The Ohio State football head coach mentored record-breaking Josh Harris at Bowling Green, tutored No. 1 draft pick Alex Smith at Utah and coaxed national championships out of Chris Leak and Tim Tebow at Florida.
Meyer has worked with some great signal callers, for sure, but he knows it's not an easy position to learn. In fact, when the proverbial bullets start flying, it might be the hardest in organized sports – and for that, Meyer says to look at the NFL ranks to see just how many highly touted guys wash out despite all the coaching, skills and experience in the world.
"There's a lot of average quarterbacks out there," Meyer said. "You've got to be tough to stand back there with a pass rush coming and still keep your eyes downfield. I'd say that's probably typical of every quarterback I've been around (to make that rise). You have to fight through that."
His current charge, Braxton Miller, has done an admirable job of that. Meyer recently called him "the most improved quarterback in America" from his up-and-down freshman season in which he completed just 54.1 percent of his passes to his junior season in which he captured his second Big Ten Silver Football while completing 63.5 percent of his passes for 24 touchdowns and seven interceptions.
Of course, his progress is far from over. Meyer has admitted that "Braxton is not where we want him to be," and that much was proved when Miller chose to come back for his senior campaign.
Many expected him to consider heading to the pros following his junior campaign after he finished fifth in the Heisman Trophy voting in 2012, but last year's season that was marred by three games missed with knee injury and two season-ending losses left him with some unfinished business.
It also left NFL draft scouts seemingly unsure where to draft the dual-threat quarterback. Reports indicated the draft advisory board informed him he was a likely mid- to late-round choice, and NFL.com analyst Charles Davis wrote that Miller would be best served by returning for a final campaign.
The general consensus among scouts was that his inconsistent passing performances – including his 30-for-60 showing with five TDs and three picks in the last three games of the season – were reason for him to return.
The way Meyer sees it, Miller has progressed from needing to work on fundamentals such as footwork and balance to skills like verbal communication and keeping his eyes on the secondary so he's properly able to diagnose where – and when – to throw the ball.
Improving those two skills will be key as Miller hits the combine circuit a year from now, not to mention as the Buckeyes try to keep the program on its upward trajectory in 2014. Of course, limiting that progress is the fact Miller had offseason shoulder surgery just before the start of spring practice, which will likely prevent him from throwing a ball during the 15-practice session that runs through April 12.
"If he doesn't have a good summer it will cost him a lot," Meyer said. "He'll be a very average player. I think he understands his weaknesses – his verbal skills and keeping his eyes on the secondary. The good thing is you can do that without having him throw. It's obviously better if you throw, but you saw him use every snap, watch things – he was engaged.
"He has a lot riding on this now. If he doesn't fix this, it's a different spot than he wants to be in."

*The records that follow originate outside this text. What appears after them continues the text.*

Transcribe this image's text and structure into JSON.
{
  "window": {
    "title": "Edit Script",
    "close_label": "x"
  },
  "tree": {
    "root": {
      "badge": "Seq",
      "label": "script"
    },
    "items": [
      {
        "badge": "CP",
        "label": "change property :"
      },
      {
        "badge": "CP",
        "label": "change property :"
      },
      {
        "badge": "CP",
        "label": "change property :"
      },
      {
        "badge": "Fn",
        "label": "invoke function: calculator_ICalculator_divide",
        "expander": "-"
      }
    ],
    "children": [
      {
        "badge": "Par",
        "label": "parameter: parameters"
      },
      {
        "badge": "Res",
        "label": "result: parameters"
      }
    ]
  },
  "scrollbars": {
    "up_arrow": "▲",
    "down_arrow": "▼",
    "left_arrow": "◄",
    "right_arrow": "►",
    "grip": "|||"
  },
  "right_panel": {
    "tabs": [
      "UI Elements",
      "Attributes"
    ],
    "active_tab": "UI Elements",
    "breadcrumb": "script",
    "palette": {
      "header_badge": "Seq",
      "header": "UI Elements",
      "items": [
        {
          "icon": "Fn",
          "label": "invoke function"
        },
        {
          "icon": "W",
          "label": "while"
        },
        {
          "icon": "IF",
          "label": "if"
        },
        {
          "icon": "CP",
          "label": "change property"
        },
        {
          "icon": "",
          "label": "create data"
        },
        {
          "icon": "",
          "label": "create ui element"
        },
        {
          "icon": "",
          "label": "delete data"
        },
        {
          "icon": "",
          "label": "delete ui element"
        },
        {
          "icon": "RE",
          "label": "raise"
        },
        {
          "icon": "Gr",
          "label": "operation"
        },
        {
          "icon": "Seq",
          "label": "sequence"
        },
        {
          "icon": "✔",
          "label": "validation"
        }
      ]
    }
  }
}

Helping in that realm is a "contraption" devised by the OSU staff and videographer Mark Quisenberry, a camera and microphone system that records both what the QB sees and what he thinks during each play.
"We have a contraption set up where he actually calls the play and he also tells us what he sees in the secondary," Meyer said. "Every play, we're having him say what he sees in the secondary. It'll be a productive spring."

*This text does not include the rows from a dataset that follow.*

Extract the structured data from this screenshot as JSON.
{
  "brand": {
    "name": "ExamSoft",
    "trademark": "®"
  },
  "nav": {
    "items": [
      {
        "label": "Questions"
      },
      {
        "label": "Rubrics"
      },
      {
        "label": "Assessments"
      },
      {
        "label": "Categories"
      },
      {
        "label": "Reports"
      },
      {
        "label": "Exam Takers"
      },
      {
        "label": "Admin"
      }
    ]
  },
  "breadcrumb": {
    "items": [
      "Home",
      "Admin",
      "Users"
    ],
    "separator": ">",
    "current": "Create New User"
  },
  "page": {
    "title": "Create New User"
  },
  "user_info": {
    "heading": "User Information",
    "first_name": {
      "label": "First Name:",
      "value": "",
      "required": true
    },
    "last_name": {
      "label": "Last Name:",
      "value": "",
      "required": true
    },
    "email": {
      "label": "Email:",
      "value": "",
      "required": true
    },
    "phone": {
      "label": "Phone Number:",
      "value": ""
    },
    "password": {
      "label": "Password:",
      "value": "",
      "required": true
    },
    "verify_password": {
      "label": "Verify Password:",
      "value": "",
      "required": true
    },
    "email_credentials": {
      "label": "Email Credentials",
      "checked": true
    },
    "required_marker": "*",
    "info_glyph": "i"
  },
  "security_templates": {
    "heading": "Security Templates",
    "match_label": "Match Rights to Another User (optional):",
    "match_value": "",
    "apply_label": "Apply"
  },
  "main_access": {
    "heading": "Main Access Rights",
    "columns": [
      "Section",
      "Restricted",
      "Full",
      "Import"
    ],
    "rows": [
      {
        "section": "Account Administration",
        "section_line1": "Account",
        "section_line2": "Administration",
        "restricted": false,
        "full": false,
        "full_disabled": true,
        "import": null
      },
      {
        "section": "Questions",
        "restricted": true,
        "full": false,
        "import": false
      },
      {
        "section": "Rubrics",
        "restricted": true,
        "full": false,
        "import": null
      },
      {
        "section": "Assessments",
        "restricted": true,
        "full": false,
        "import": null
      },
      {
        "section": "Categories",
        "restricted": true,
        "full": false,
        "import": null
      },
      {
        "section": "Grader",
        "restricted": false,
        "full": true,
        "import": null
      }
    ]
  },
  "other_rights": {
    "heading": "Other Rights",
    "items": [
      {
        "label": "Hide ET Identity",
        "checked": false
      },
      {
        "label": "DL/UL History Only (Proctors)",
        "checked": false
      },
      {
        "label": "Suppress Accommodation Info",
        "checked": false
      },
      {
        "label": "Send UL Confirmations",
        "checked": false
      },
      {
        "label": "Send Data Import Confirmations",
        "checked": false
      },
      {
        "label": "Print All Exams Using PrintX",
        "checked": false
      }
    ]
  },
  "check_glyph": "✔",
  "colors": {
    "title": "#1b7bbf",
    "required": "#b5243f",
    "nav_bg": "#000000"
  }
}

The film taped each day is then broken down by the staff, including offensive coordinator and quarterbacks coach Tom Herman.
"The video itself is just OK," Herman said. "The audio is what I was the most interested in, and it was really good. To be able to stand there and have a conversation and verbalize every single play … ‘OK, here's what I'm looking at. There's the Sam. Ok, it looks like quarters, but the Sam's outside leverage so it might be this and it might be that. I'm going to go here and go there," and just have him talk and talk and talk and talk.

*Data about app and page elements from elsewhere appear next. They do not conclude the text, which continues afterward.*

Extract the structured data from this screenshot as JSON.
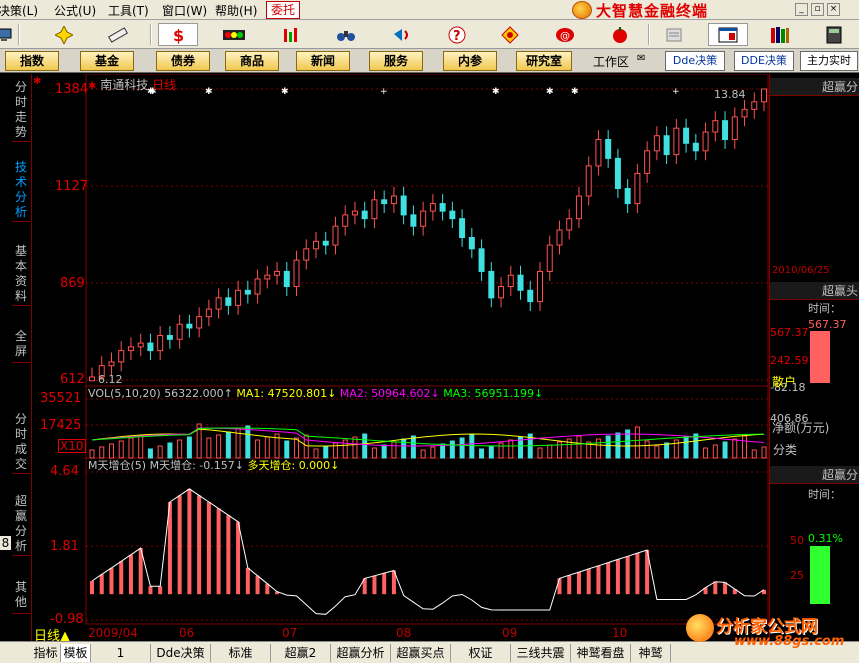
{
  "menu": {
    "items": [
      "决策(L)",
      "公式(U)",
      "工具(T)",
      "窗口(W)",
      "帮助(H)"
    ],
    "weituo": "委托",
    "brand_title": "大智慧金融终端"
  },
  "funcbar": {
    "buttons": [
      "指数",
      "基金",
      "债券",
      "商品",
      "新闻",
      "服务",
      "内参",
      "研究室"
    ],
    "workspace": "工作区",
    "dde1": "Dde决策",
    "dde2": "DDE决策",
    "realtime": "主力实时"
  },
  "sidebar": {
    "tabs": [
      "分时走势",
      "技术分析",
      "基本资料",
      "全屏",
      "分时成交",
      "超赢分析",
      "其他"
    ],
    "side_number": "8"
  },
  "stock": {
    "name": "南通科技",
    "period": "日线"
  },
  "main_panel": {
    "y_labels": [
      "1384",
      "1127",
      "869",
      "612"
    ],
    "high_label": "13.84",
    "low_label": "6.12"
  },
  "vol_panel": {
    "title": "VOL(5,10,20)",
    "value": "56322.000↑",
    "ma1_label": "MA1:",
    "ma1_value": "47520.801↓",
    "ma2_label": "MA2:",
    "ma2_value": "50964.602↓",
    "ma3_label": "MA3:",
    "ma3_value": "56951.199↓",
    "y_labels": [
      "35521",
      "17425"
    ],
    "unit": "X10"
  },
  "ind_panel": {
    "title": "M天增仓(5)",
    "m_label": "M天增仓:",
    "m_value": "-0.157↓",
    "duo_label": "多天增仓:",
    "duo_value": "0.000↓",
    "y_labels": [
      "4.64",
      "1.81",
      "-0.98"
    ]
  },
  "x_axis": {
    "period_label": "日线",
    "labels": [
      "2009/04",
      "06",
      "07",
      "08",
      "09",
      "10"
    ]
  },
  "right_panel": {
    "header1": "超赢分",
    "date": "2010/06/25",
    "header2": "超赢头",
    "time1": "时间：",
    "v1": "567.37",
    "v2": "567.37",
    "v3": "242.59",
    "v4": "-82.18",
    "v5": "406.86",
    "jinge": "净额(万元)",
    "sanhu": "散户",
    "fenlei": "分类",
    "header3": "超赢分",
    "time2": "时间：",
    "p1": "50",
    "p2": "0.31%",
    "p3": "25"
  },
  "bottom_tabs": [
    "指标",
    "模板",
    "1",
    "Dde决策",
    "标准",
    "超赢2",
    "超赢分析",
    "超赢买点",
    "权证",
    "三线共震",
    "神鹫看盘",
    "神鹫"
  ],
  "watermark": {
    "title": "分析家公式网",
    "url": "www.88gs.com"
  },
  "chart_data": {
    "type": "candlestick",
    "title": "",
    "y_range": [
      6.12,
      13.84
    ],
    "price_ticks": [
      13.84,
      11.27,
      8.69,
      6.12
    ],
    "high": 13.84,
    "low": 6.12,
    "x_labels": [
      "2009/04",
      "06",
      "07",
      "08",
      "09",
      "10"
    ],
    "close": [
      6.2,
      6.5,
      6.6,
      6.9,
      7.0,
      7.1,
      6.9,
      7.3,
      7.2,
      7.6,
      7.5,
      7.8,
      8.0,
      8.3,
      8.1,
      8.5,
      8.4,
      8.8,
      8.9,
      9.0,
      8.6,
      9.3,
      9.6,
      9.8,
      9.7,
      10.2,
      10.5,
      10.6,
      10.4,
      10.9,
      10.8,
      11.0,
      10.5,
      10.2,
      10.6,
      10.8,
      10.6,
      10.4,
      9.9,
      9.6,
      9.0,
      8.3,
      8.6,
      8.9,
      8.5,
      8.2,
      9.0,
      9.7,
      10.1,
      10.4,
      11.0,
      11.8,
      12.5,
      12.0,
      11.2,
      10.8,
      11.6,
      12.2,
      12.6,
      12.1,
      12.8,
      12.4,
      12.2,
      12.7,
      13.0,
      12.5,
      13.1,
      13.3,
      13.5,
      13.84
    ]
  }
}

"One of the things we want to do is, he knows football. He's actually really football smart. It's the speaking the language thing that we're working on with him so when a GM or a scout or an offensive coordinator comes in this time next year and puts him on the board, all that football knowledge can come out. So the more he can talk and articulate that, the better."
Just how much Miller is able to continue his improvement this offseason will bear direct influence on both the Buckeyes' 2014 record and where the Huber Heights, Ohio, native ends up being drafted after the season.
One thing is for sure, though – he has his mind set on finishing what he started at Ohio State, one practice observation at a time.
"You want to accomplish things that you didn't accomplish in your first three years," he said. "I feel like I left little things out on the field, and I can achieve all my goals. It's some things I think about, and that's why I wanted to come back."